Coach John Robbins had a good word for each of his champions, characterizing Austin Ross’ performance as “complete dominance” and describing Spence as an “unstoppable force.”
“Bailey Ross destroyed everything in his path,” said Robbins about Bailey, who was en route to his third straight area championship during the tournament.
Robbins continued his praise about Morgan County sophomore, Preston Langley.
“Preston [was the] only unseeded wrestler to win the title, and beat several absolute studs to do it.”
Jack Leclair (126), Morgan County’s only second-place finisher, went 3-1, only losing a 2-6 decision in the final match of his weight class.
Prompted by the recent announcement that brothers B.J. and Justin Upton will be playing side-by-side in the Braves’ outfield this season, I’ve been contemplating the complications and contributions that siblings in sport often cause.
If internal and external tensions can often be enough to create a rift between average siblings, then why should we expect anything different from brothers or sisters (or both), who find themselves in a larger arena, competing with or against each other?
There are many examples of siblings, who have found themselves in competitive circumstances with widely varying results.

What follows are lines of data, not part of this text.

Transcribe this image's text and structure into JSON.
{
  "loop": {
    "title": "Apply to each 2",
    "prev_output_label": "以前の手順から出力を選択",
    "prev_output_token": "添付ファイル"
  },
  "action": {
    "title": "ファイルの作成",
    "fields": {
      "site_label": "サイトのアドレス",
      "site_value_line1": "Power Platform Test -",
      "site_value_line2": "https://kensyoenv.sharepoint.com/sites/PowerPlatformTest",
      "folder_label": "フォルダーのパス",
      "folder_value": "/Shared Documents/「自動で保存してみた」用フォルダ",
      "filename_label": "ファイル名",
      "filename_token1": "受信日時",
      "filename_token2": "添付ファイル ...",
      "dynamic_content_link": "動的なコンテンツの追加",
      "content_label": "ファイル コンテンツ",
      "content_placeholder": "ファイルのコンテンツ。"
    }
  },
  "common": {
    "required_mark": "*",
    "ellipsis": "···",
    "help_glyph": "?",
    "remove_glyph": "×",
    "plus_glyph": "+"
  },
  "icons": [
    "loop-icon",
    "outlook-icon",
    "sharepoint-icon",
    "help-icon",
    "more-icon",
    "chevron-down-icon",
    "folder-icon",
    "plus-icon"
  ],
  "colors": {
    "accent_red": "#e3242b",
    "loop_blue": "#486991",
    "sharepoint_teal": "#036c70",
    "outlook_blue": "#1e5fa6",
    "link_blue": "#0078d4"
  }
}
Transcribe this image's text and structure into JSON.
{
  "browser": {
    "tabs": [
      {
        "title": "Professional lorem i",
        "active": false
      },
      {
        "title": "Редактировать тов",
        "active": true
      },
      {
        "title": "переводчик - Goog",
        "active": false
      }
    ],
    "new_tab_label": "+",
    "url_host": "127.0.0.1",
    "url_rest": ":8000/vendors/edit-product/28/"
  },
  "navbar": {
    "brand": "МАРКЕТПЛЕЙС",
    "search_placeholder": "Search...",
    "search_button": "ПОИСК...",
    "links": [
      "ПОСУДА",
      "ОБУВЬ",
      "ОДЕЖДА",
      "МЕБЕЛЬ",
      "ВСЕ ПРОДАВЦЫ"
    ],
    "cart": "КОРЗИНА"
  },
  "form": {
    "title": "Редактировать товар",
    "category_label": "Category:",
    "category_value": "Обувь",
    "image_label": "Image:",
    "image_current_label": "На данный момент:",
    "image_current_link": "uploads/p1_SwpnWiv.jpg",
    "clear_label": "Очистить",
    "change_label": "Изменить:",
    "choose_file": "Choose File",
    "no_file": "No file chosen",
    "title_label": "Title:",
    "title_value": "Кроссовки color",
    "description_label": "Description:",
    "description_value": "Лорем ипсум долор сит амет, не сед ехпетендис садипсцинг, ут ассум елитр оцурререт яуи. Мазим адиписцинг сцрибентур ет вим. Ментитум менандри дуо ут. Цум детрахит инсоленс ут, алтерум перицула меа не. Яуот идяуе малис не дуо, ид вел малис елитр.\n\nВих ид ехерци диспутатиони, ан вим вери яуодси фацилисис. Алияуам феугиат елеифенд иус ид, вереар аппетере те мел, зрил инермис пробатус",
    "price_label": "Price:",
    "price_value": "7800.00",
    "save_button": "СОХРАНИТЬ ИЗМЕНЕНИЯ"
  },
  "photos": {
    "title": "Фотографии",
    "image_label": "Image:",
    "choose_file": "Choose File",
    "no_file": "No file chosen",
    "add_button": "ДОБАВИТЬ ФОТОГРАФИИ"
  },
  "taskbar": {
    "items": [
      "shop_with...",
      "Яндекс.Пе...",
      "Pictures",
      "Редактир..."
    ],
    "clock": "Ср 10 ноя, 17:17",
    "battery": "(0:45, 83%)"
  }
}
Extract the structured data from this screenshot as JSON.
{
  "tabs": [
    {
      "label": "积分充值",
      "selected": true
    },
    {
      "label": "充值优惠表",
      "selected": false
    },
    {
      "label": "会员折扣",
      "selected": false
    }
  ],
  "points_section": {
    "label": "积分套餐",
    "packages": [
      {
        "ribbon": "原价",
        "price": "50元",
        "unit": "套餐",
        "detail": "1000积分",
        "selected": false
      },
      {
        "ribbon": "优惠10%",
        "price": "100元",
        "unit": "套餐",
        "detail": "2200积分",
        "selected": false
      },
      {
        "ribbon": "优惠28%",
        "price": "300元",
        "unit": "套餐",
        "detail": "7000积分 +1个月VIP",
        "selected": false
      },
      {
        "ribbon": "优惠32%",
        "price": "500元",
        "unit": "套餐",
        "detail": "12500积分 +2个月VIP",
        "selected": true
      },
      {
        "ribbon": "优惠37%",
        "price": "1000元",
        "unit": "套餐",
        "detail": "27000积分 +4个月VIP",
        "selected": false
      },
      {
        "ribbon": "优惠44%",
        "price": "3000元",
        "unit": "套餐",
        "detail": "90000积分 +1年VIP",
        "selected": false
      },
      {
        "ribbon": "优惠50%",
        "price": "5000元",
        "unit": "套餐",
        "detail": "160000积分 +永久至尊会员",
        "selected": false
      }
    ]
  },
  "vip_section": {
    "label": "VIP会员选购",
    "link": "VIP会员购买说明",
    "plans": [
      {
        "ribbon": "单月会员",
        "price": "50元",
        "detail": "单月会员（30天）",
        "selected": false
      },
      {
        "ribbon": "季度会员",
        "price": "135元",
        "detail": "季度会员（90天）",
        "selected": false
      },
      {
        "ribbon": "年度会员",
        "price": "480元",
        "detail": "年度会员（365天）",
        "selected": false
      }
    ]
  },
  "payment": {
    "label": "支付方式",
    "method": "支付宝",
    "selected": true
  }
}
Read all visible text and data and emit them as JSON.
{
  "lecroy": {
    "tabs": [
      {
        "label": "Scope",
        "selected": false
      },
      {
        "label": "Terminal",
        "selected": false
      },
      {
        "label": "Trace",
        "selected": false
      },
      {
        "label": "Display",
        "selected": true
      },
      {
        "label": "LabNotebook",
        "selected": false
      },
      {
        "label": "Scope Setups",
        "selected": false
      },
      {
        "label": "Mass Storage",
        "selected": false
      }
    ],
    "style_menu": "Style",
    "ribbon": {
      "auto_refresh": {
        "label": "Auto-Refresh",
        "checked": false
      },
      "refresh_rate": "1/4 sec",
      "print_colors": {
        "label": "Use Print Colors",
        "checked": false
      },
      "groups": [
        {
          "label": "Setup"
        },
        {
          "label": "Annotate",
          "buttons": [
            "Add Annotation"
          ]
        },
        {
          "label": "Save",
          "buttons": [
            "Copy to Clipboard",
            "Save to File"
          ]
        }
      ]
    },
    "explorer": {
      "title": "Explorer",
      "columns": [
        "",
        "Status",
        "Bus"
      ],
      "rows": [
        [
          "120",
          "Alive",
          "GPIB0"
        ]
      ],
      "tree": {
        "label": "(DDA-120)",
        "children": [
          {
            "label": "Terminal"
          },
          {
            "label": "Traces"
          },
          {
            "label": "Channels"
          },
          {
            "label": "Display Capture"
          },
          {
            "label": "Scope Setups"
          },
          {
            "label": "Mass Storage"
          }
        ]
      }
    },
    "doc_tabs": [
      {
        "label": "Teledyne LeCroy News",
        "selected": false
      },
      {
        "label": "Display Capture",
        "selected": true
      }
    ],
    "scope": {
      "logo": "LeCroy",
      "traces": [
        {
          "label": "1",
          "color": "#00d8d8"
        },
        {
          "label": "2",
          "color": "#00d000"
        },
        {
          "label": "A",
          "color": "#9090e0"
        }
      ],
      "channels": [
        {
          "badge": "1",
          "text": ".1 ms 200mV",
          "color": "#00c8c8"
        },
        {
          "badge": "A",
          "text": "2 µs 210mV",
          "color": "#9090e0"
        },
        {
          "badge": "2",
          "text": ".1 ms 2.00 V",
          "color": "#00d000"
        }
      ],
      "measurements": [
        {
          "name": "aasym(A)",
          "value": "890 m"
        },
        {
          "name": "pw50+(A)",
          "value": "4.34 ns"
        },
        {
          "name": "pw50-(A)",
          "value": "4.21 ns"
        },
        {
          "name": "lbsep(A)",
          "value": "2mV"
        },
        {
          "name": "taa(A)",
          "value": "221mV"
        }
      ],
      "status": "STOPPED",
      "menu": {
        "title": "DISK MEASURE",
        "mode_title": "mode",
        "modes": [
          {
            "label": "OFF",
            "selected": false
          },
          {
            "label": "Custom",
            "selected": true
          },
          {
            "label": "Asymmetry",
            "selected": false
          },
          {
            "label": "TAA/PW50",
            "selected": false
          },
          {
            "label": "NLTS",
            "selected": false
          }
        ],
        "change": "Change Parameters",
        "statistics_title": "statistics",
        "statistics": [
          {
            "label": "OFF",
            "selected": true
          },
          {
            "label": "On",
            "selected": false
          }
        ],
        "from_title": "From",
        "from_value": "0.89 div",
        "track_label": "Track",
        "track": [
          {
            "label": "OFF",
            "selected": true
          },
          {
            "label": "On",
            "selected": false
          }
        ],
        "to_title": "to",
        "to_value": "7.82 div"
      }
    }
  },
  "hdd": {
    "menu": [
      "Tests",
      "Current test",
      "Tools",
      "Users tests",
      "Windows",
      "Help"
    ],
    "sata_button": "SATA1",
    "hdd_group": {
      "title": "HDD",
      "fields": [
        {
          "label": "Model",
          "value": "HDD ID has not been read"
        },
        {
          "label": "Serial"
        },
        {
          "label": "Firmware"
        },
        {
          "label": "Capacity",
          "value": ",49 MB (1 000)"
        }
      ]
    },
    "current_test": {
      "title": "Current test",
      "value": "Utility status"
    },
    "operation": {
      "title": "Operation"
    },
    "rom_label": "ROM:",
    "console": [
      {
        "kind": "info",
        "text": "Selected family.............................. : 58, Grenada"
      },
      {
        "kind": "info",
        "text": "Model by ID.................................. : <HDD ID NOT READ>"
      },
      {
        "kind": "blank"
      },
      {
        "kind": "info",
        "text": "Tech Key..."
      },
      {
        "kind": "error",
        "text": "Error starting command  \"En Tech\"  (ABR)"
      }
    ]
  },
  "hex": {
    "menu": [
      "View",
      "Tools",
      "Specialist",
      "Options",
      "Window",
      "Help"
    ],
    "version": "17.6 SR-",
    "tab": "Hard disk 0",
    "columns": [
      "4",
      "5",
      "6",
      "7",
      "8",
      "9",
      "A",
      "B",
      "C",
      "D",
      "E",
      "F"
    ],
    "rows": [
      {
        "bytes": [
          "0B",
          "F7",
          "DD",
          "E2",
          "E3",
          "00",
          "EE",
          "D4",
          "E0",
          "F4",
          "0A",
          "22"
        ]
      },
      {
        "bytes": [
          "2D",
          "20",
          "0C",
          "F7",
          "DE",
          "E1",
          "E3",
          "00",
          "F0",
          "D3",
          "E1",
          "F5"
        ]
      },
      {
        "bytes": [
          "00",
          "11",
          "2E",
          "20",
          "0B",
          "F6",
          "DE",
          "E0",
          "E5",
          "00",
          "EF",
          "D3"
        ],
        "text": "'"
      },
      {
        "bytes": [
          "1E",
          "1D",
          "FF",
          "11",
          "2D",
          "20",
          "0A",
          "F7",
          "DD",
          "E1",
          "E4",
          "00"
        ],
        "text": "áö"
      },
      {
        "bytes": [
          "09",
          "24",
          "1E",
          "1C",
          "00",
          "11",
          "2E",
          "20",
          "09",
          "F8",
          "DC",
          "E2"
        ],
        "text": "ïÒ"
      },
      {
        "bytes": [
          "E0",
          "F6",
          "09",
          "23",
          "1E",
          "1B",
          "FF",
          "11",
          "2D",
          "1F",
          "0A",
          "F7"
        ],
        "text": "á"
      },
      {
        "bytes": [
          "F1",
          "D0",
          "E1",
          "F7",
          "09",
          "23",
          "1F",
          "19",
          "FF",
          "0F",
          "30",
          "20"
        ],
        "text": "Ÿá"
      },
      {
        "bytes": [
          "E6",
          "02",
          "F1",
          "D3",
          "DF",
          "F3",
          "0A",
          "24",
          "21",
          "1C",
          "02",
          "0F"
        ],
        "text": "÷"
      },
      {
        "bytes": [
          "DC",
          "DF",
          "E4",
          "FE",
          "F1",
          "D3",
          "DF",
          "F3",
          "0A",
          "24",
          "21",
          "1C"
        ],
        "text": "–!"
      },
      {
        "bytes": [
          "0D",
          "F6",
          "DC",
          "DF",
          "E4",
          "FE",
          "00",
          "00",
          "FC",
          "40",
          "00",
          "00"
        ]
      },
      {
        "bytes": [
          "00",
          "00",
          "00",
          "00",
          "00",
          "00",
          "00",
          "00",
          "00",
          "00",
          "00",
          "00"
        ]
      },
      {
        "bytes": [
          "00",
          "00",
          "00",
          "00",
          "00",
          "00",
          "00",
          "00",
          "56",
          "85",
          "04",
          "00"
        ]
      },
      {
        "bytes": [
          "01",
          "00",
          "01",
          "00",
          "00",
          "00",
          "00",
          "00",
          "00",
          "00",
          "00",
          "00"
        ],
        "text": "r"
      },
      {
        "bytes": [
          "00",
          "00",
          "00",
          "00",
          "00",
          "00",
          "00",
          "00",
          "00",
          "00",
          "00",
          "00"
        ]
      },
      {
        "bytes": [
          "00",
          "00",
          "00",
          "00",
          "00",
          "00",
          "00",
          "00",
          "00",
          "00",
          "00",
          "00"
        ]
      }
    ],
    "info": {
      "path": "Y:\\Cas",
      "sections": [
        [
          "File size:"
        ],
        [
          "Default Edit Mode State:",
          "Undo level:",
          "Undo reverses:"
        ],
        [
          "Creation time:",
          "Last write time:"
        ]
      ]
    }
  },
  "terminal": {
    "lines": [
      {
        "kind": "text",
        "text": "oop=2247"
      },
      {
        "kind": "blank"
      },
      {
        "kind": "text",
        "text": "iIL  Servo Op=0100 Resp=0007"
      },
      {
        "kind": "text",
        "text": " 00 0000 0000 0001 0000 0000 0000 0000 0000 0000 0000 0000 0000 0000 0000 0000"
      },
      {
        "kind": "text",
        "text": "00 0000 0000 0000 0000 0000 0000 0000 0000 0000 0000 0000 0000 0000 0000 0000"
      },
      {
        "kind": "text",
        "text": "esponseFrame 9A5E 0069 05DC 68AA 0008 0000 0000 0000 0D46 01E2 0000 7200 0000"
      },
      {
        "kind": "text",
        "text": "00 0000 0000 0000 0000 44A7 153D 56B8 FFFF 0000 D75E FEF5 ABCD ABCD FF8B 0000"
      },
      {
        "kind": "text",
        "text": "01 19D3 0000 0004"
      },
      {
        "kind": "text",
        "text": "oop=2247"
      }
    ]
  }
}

Consider the Uptons – the impetus for this (albeit broken) train of thought – who played with each other as children in Virginia; each cites the other as the reason he has attained the level of professional skill that he was able to develop.
Their sibling status appears to be one of the reasons why they are successful, and some predict that their playing on the same field day in and day out will provide a renewed catalyst for their athletic drives, beginning an era of development in each brother’s individual career.
Jim and John Harbaugh, who probably played electric football against each other as children, got to do the real thing at the Super Bowl last Saturday and proved an almost equal match by the end of gameplay.
There are times, however, when siblings develop their talents less evenly, which is a problem that can cause dysfunction in a family.
Everyone remembers Hank Aaron’s career home run total (755), but relatively few people remember that he and his brother, Tommie, amassed the most career home runs of any brother duo in the history of baseball: 768 home runs.
In case you can’t do that math in your head, Tommie Aaron hit 13 of the 768.
By Nick Nunn
In the spirit of “One Morgan,” the doctrine that is taking hold in the Morgan County school system, there will not be a Morgan County Middle School baseball team for 2013.
Taking its place will be a C team, which will be comprised solely of eighth and ninth graders, in addition to the standard varsity and junior varsity teams.
Although there are several individual reasons for the change, most of the results boil down to this factor: the C team will force sixth and seventh graders out of the middle school program and into travel and recreation teams.
Initially, parents may balk at the notion of having their young athletes’ participation refused because of their grade level, but the C team will create a change that will have a ripple effect, which will strengthen and create depth throughout Morgan County’s baseball program.
The first stage of development will occur in the players “left out” of a middle school team.
“Our younger kids will actually be playing more as many of them play travel ball and recreation ball and will be better served by getting game experience and then joining us in the eighth grade,” said MCHS varsity team head coach Brandon Patch.
By being forced into alternate teams, aspiring sixth and seventh grade baseball players will actually gain experience during those years instead of sitting on the bench while eighth graders are on the field.
Because of the changes caused by the C team, players with more experience in their younger years will eventually man the higher-level Morgan County teams, thus making the teams more competitive in the future.
The C team also reflects developments that have already occurred at larger schools